15 May 2007

This Was Cafiero's



About half a half-century ago, this storefront on President Street near Columbia Street was Cafiero's Italian restaurant. I've always been suspicious of the buidling; I knew it was a well-known eatery once, but could never get the straight dope on it. Everyone always told me it used to be a "famous restaurant," with eyes wide, and then couldn't recall the name of the place. Finally, a local oldtimer who lives down the block from me, and had seen Cafiero's in action, gave me the news.

The name doesn't resonate much today, but once upon a time Cafiero's was one of the preeminent fine eats places in South Brooklyn, an establishment visited by the local mobsters as well as prominent lawyers, politicians and judges driving in from downtown Brooklyn. Story goes Joe DiMaggio wined and dined Marilyn Monroe here once or twice.

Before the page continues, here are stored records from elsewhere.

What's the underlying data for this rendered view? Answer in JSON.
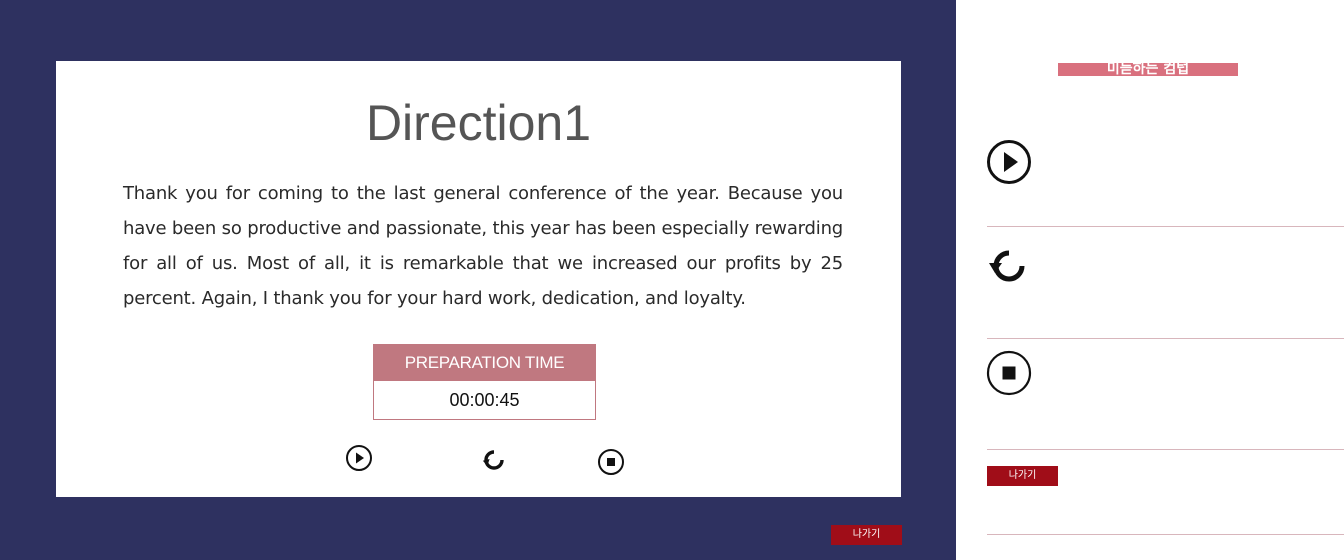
{
  "main": {
    "title": "Direction1",
    "body": "Thank you for coming to the last general conference of the year. Because you have been so productive and passionate, this year has been especially rewarding for all of us. Most of all, it is remarkable that we increased our profits by 25 percent. Again, I thank you for your hard work, dedication, and loyalty.",
    "prep_label": "PREPARATION TIME",
    "prep_time": "00:00:45",
    "exit_label": "나가기"
  },
  "side": {
    "heading": "미듣하는 컴텁",
    "exit_label": "나가기"
  },
  "icons": {
    "play": "play-circle-icon",
    "replay": "replay-icon",
    "stop": "stop-circle-icon"
  },
  "colors": {
    "background": "#2e3160",
    "accent": "#c07880",
    "exit": "#a00d18",
    "heading": "#d9707e"
  }
}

The restaurant closed sometime in the early '50s, according to my oldtimer. If you peek through the ever-shuttered windows, you can spy high, ornately designed tin ceilings. I can't find out anything more about it, not a menu, not a picture, not an anecdote. Anybody out there got anything?

9 comments:

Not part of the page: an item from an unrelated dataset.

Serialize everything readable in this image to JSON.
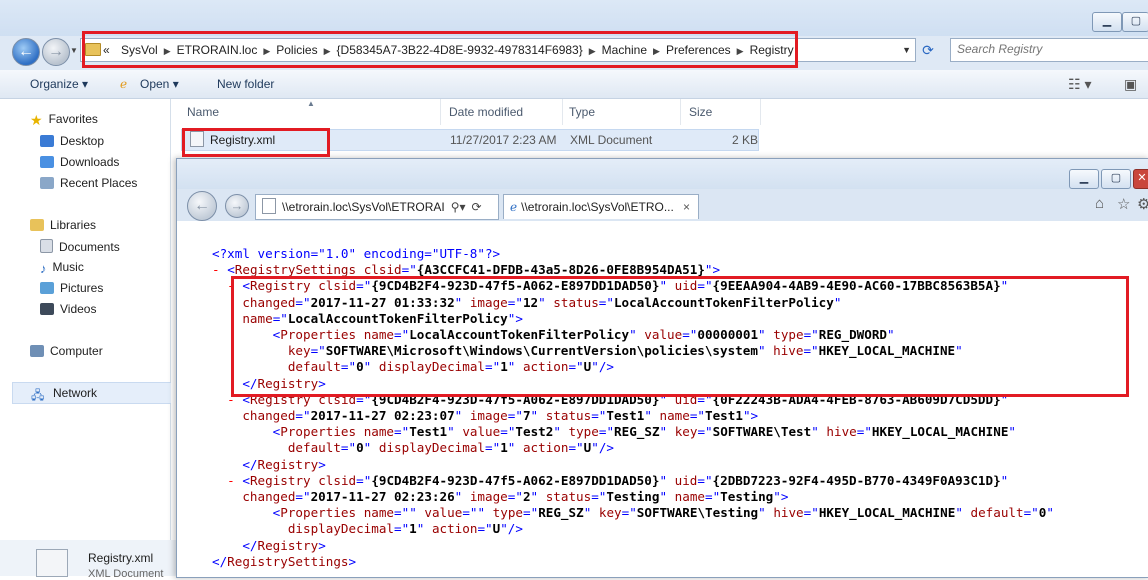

Nesta said...

Just discovered this blog, and it seems to be exactly what I've been looking for. I look forward to reading all the old entries and hope you keep it up.

Brooks of Sheffield said...

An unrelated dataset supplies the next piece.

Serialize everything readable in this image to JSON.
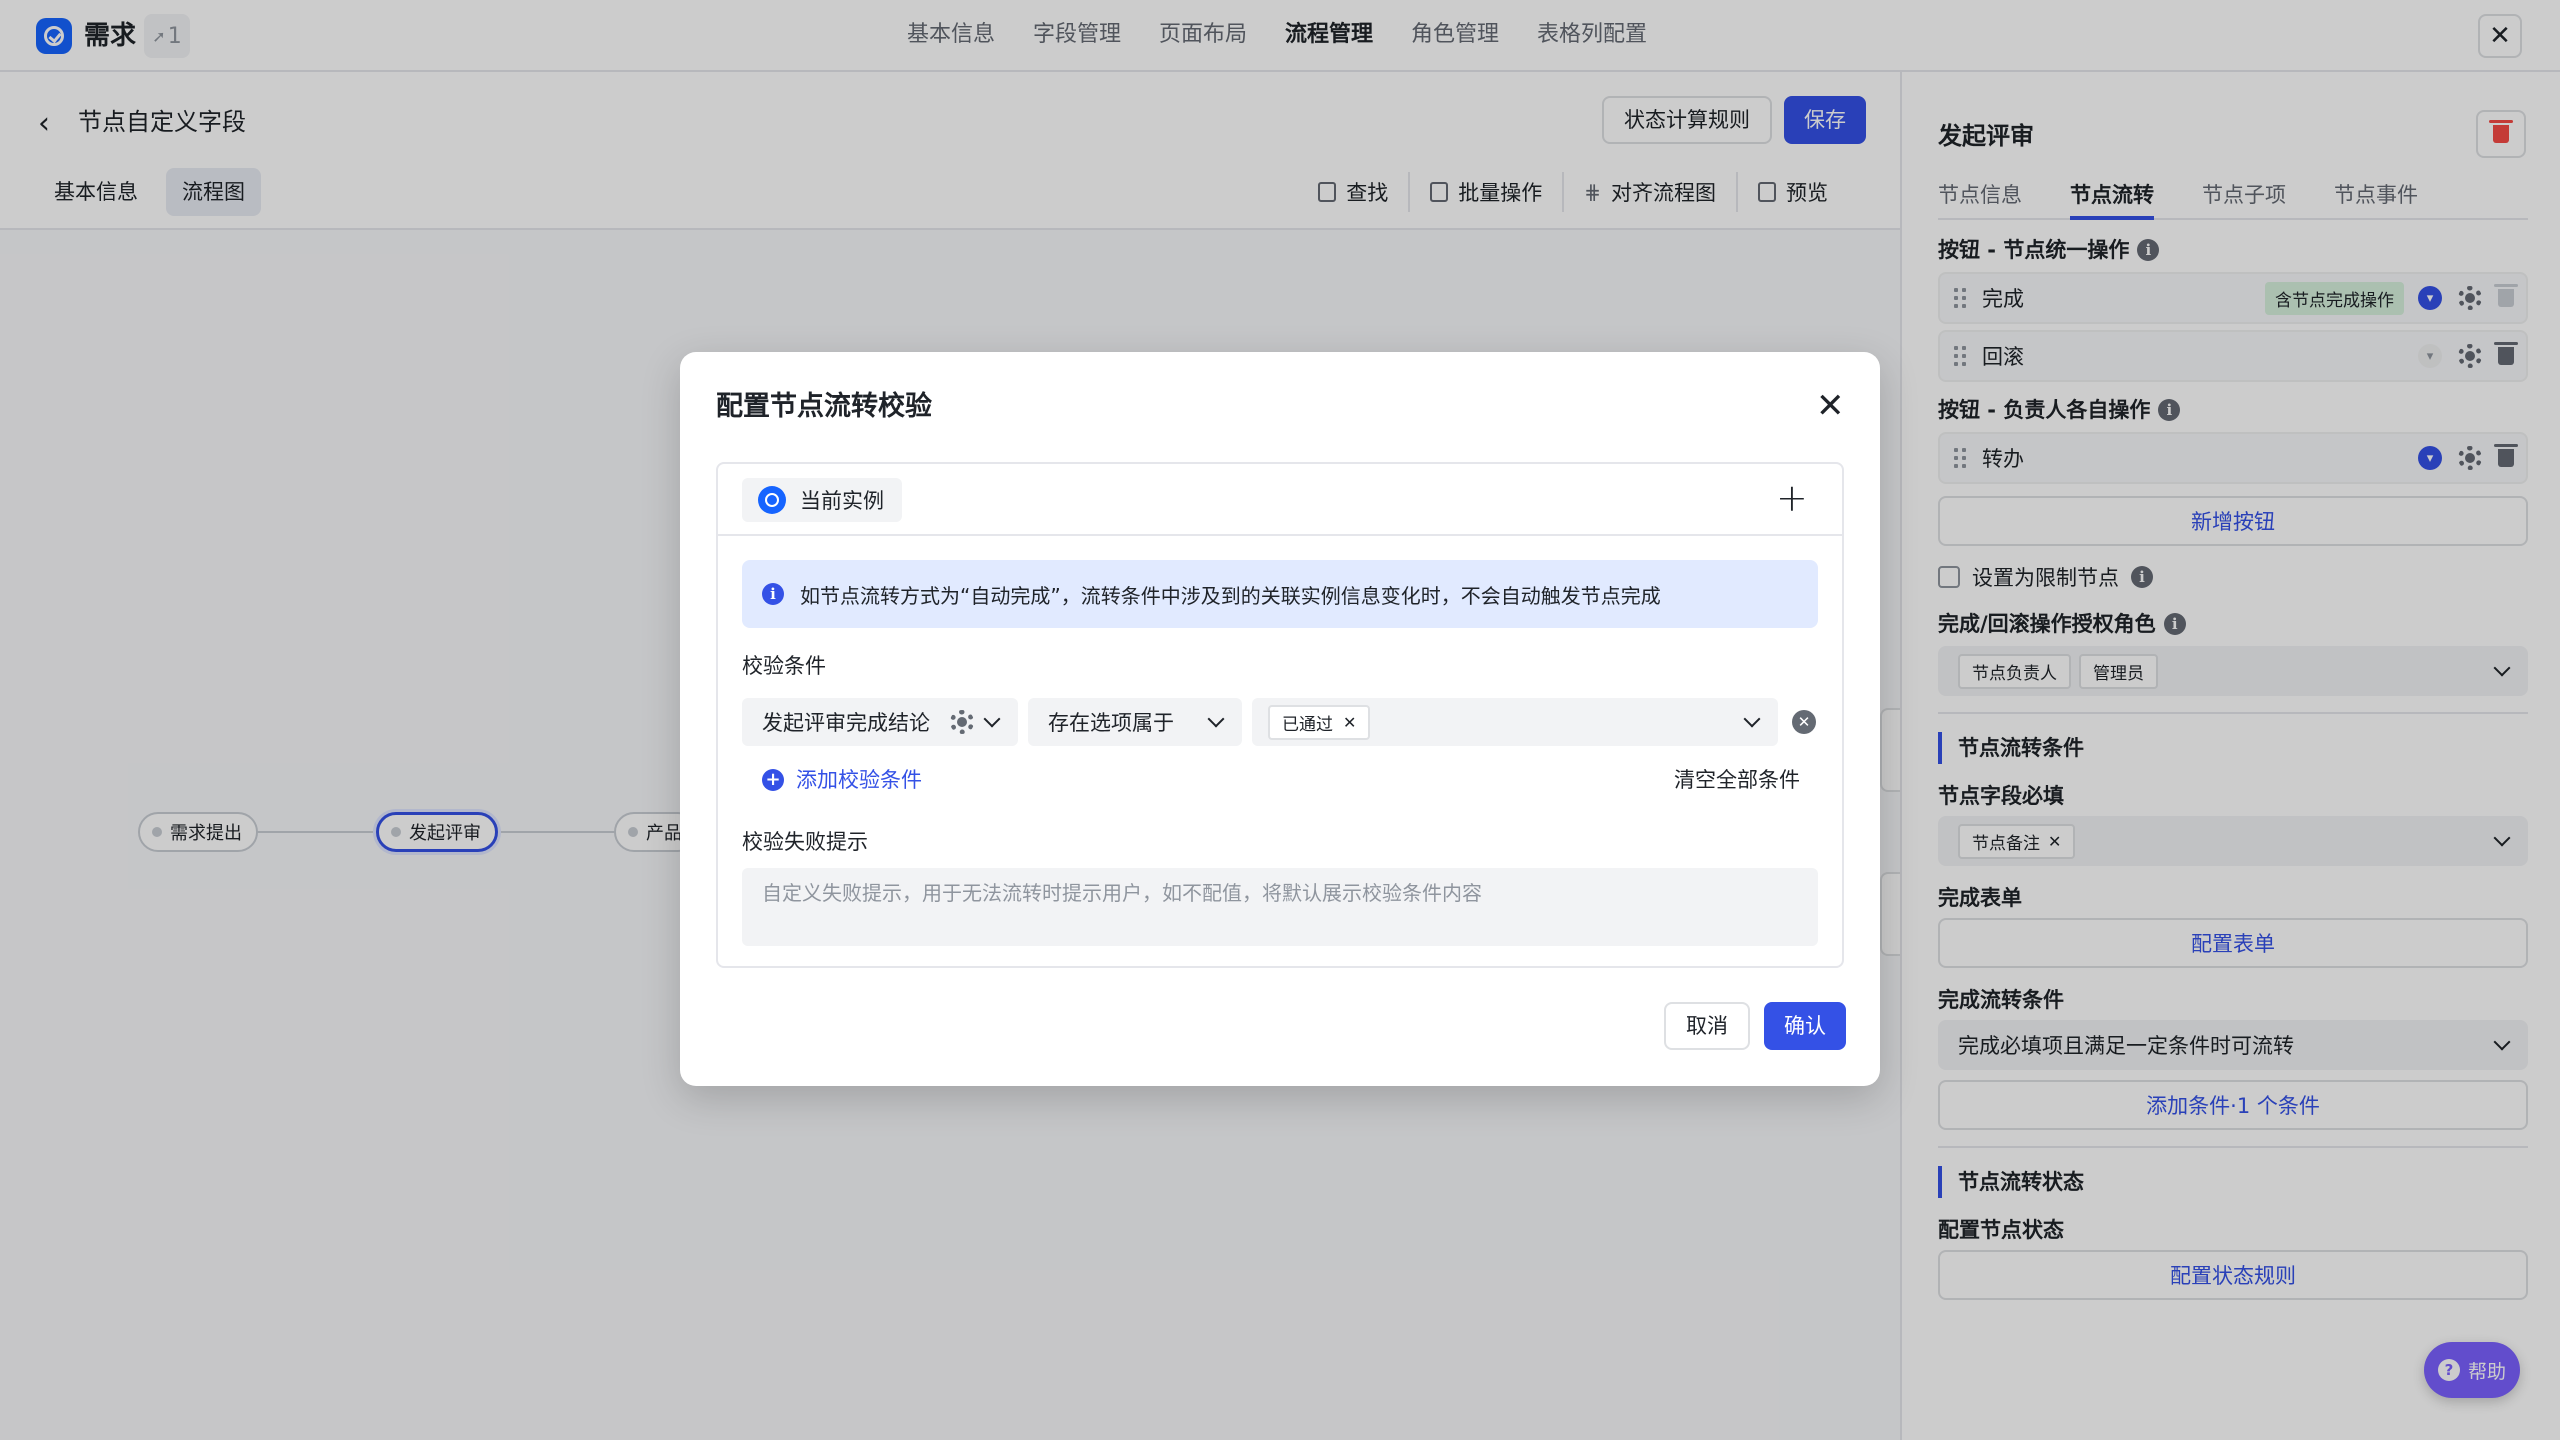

Thanks, Nesta. Hope you enjoy what you read.

Anonymous said...

The man with his hands on his hips is Sharkey- the owner- John

Anonymous said...

I grew up across the street from Cafieros. The owner was known as Sharkey. This was a real old fashioned family resturant.His brother Frank was the cook. His wife Katie and sister Mamie were the waitress'.His wife was always in a great mood humming away and always smiling.
Sharkey would always greet the neighborwomen by saying hello Sophie dear, or hello Connie dear. He lived above the resturant and his sister and her husband lived on the top floor. They only served lunch and one 6PM sitting for dinner. There were 6 tables in the front, and you could walk back through the kitchen to the back room to find another 8 tables. When I was a kid Sharkey would send me around the corner to the backery to get another 3 or 4 loaves of fresh Italian bread when he ran short. His wife would type up the menu for the day, there were no printed menus.He retired in the seventies and although was approached to sell the resturant many times, he always refused. I can remember one time some 15 years after he retired, someone would come back from being out of town to dine there only to discover Sharkey sitting outside telling them sorry, he's retired.
They would make the biggest here ever, only cutting off about 4 inchs from a loaf of Italian bread. Frank had a knack of pitching a ball of dough from the kitchen all the way to the front of the resturant where I would be waiting for my take out, and beam me in the head. He never missed and I never caught him in the act.
Boy I sure do miss those days. The kid across the street Ralph Scarfogliero

Brooks of Sheffield said...

Thanks Ralph! Great memories of what must have been a great place. If you don't mind, I'd like to post your recollections as a new separate item.

LindaQ said...

It was Arthur Miller who accompanied Marilyn Monroe to Cafiero's. My Uncle Sharkey didn't know who she was-hard to believe that was possible- and called her "girlie" as in, "Please have a seat here Girlie." My family has been telling this ridiculously funny story for years.

Diana Drucker said...

When I was a child my family's birthdays were celebrated at Cafiero's. My grandfather always had Sharkey present the bill to the birthday child who a couple of times nervously said they had no money but soon caught on and pointed to Grandpa. I loved the penny candy store nearby where we got a maryjane after Cafiero's bisque tortoni

AirPilot said...

I remember going there in the 1960's. You'd have to walk through the kitchen to get to the tables in the rear. As you did the aroma from the large pots of sauce cooking were irresistible. They would close for a month during the summer when the owner went to Saratoga for the races. One year I went bsck and they decided to close. Never even thought about selling it to keep it going. It was one of my greatest NYC food memories.

David Smith said...

Cafeiro's was open into the late 1960s. My father was a doctor in Red Hook from 1943 to 1971. His office was at 44 West 9th at the corner of Hicks Street. We ate at Cafeiro's all the time. Great food.